Type out every line below exactly as it reads.

Start of Data for this exercise

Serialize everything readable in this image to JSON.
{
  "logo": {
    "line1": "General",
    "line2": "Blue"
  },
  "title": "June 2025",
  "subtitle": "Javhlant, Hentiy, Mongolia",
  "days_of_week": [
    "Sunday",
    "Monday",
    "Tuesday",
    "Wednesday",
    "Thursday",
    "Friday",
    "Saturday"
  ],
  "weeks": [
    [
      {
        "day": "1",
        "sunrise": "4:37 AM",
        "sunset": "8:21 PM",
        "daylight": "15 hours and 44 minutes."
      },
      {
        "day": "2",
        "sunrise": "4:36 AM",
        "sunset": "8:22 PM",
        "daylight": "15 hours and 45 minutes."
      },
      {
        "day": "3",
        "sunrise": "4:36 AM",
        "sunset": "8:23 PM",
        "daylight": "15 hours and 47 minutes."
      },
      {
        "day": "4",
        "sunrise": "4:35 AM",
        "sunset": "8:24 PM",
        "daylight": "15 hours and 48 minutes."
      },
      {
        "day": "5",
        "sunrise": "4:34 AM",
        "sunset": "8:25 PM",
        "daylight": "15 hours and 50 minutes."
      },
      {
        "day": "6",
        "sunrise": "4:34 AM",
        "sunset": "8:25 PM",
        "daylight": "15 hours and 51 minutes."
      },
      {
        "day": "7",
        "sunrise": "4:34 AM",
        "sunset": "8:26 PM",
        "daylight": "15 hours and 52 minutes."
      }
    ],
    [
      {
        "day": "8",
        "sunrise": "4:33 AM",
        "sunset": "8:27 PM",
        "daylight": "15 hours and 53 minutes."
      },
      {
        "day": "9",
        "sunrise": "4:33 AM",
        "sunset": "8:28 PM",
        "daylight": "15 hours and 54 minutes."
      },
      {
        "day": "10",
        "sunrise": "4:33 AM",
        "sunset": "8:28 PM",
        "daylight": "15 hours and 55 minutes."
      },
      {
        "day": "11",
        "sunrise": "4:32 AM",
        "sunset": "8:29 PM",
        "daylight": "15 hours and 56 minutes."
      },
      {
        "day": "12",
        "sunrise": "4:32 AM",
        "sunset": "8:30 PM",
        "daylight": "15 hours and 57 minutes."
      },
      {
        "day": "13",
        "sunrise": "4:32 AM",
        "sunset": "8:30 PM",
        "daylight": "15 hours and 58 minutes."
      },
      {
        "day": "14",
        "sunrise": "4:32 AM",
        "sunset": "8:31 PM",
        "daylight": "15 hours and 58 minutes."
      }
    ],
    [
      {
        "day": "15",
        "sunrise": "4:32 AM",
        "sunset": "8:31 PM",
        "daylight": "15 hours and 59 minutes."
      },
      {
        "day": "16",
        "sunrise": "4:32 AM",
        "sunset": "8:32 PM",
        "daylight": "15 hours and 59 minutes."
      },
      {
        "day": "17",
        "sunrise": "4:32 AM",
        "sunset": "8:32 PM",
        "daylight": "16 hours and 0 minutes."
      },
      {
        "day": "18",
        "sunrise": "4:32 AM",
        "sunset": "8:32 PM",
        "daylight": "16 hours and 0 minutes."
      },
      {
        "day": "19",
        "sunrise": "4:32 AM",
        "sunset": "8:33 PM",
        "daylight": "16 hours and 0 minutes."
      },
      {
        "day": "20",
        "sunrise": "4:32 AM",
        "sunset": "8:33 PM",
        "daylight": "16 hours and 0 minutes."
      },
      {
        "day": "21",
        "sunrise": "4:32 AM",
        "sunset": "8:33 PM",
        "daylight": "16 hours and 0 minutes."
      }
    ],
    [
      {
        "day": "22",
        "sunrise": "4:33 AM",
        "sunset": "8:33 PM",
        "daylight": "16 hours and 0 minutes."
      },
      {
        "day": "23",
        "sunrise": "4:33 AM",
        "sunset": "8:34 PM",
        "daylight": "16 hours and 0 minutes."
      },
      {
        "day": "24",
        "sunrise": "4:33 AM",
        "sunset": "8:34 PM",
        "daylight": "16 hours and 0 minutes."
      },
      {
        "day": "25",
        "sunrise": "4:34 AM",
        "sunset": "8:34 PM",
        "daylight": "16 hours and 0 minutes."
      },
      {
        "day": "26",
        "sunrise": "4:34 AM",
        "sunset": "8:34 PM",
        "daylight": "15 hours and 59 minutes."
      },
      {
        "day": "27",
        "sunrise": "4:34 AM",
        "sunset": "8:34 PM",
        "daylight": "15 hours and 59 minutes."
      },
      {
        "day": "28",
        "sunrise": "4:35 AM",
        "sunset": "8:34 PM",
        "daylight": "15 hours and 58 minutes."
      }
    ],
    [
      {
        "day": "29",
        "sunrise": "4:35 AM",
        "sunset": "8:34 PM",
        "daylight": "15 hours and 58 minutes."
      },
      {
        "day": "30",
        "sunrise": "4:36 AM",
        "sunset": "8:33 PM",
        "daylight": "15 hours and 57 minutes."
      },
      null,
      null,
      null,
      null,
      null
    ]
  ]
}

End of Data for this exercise

Written solution.
Serialize everything readable in this image to JSON.
{
  "logo": {
    "line1": "General",
    "line2": "Blue"
  },
  "title": "June 2025",
  "subtitle": "Javhlant, Hentiy, Mongolia",
  "days_of_week": [
    "Sunday",
    "Monday",
    "Tuesday",
    "Wednesday",
    "Thursday",
    "Friday",
    "Saturday"
  ],
  "weeks": [
    [
      {
        "day": "1",
        "sunrise": "4:37 AM",
        "sunset": "8:21 PM",
        "daylight": "15 hours and 44 minutes."
      },
      {
        "day": "2",
        "sunrise": "4:36 AM",
        "sunset": "8:22 PM",
        "daylight": "15 hours and 45 minutes."
      },
      {
        "day": "3",
        "sunrise": "4:36 AM",
        "sunset": "8:23 PM",
        "daylight": "15 hours and 47 minutes."
      },
      {
        "day": "4",
        "sunrise": "4:35 AM",
        "sunset": "8:24 PM",
        "daylight": "15 hours and 48 minutes."
      },
      {
        "day": "5",
        "sunrise": "4:34 AM",
        "sunset": "8:25 PM",
        "daylight": "15 hours and 50 minutes."
      },
      {
        "day": "6",
        "sunrise": "4:34 AM",
        "sunset": "8:25 PM",
        "daylight": "15 hours and 51 minutes."
      },
      {
        "day": "7",
        "sunrise": "4:34 AM",
        "sunset": "8:26 PM",
        "daylight": "15 hours and 52 minutes."
      }
    ],
    [
      {
        "day": "8",
        "sunrise": "4:33 AM",
        "sunset": "8:27 PM",
        "daylight": "15 hours and 53 minutes."
      },
      {
        "day": "9",
        "sunrise": "4:33 AM",
        "sunset": "8:28 PM",
        "daylight": "15 hours and 54 minutes."
      },
      {
        "day": "10",
        "sunrise": "4:33 AM",
        "sunset": "8:28 PM",
        "daylight": "15 hours and 55 minutes."
      },
      {
        "day": "11",
        "sunrise": "4:32 AM",
        "sunset": "8:29 PM",
        "daylight": "15 hours and 56 minutes."
      },
      {
        "day": "12",
        "sunrise": "4:32 AM",
        "sunset": "8:30 PM",
        "daylight": "15 hours and 57 minutes."
      },
      {
        "day": "13",
        "sunrise": "4:32 AM",
        "sunset": "8:30 PM",
        "daylight": "15 hours and 58 minutes."
      },
      {
        "day": "14",
        "sunrise": "4:32 AM",
        "sunset": "8:31 PM",
        "daylight": "15 hours and 58 minutes."
      }
    ],
    [
      {
        "day": "15",
        "sunrise": "4:32 AM",
        "sunset": "8:31 PM",
        "daylight": "15 hours and 59 minutes."
      },
      {
        "day": "16",
        "sunrise": "4:32 AM",
        "sunset": "8:32 PM",
        "daylight": "15 hours and 59 minutes."
      },
      {
        "day": "17",
        "sunrise": "4:32 AM",
        "sunset": "8:32 PM",
        "daylight": "16 hours and 0 minutes."
      },
      {
        "day": "18",
        "sunrise": "4:32 AM",
        "sunset": "8:32 PM",
        "daylight": "16 hours and 0 minutes."
      },
      {
        "day": "19",
        "sunrise": "4:32 AM",
        "sunset": "8:33 PM",
        "daylight": "16 hours and 0 minutes."
      },
      {
        "day": "20",
        "sunrise": "4:32 AM",
        "sunset": "8:33 PM",
        "daylight": "16 hours and 0 minutes."
      },
      {
        "day": "21",
        "sunrise": "4:32 AM",
        "sunset": "8:33 PM",
        "daylight": "16 hours and 0 minutes."
      }
    ],
    [
      {
        "day": "22",
        "sunrise": "4:33 AM",
        "sunset": "8:33 PM",
        "daylight": "16 hours and 0 minutes."
      },
      {
        "day": "23",
        "sunrise": "4:33 AM",
        "sunset": "8:34 PM",
        "daylight": "16 hours and 0 minutes."
      },
      {
        "day": "24",
        "sunrise": "4:33 AM",
        "sunset": "8:34 PM",
        "daylight": "16 hours and 0 minutes."
      },
      {
        "day": "25",
        "sunrise": "4:34 AM",
        "sunset": "8:34 PM",
        "daylight": "16 hours and 0 minutes."
      },
      {
        "day": "26",
        "sunrise": "4:34 AM",
        "sunset": "8:34 PM",
        "daylight": "15 hours and 59 minutes."
      },
      {
        "day": "27",
        "sunrise": "4:34 AM",
        "sunset": "8:34 PM",
        "daylight": "15 hours and 59 minutes."
      },
      {
        "day": "28",
        "sunrise": "4:35 AM",
        "sunset": "8:34 PM",
        "daylight": "15 hours and 58 minutes."
      }
    ],
    [
      {
        "day": "29",
        "sunrise": "4:35 AM",
        "sunset": "8:34 PM",
        "daylight": "15 hours and 58 minutes."
      },
      {
        "day": "30",
        "sunrise": "4:36 AM",
        "sunset": "8:33 PM",
        "daylight": "15 hours and 57 minutes."
      },
      null,
      null,
      null,
      null,
      null
    ]
  ]
}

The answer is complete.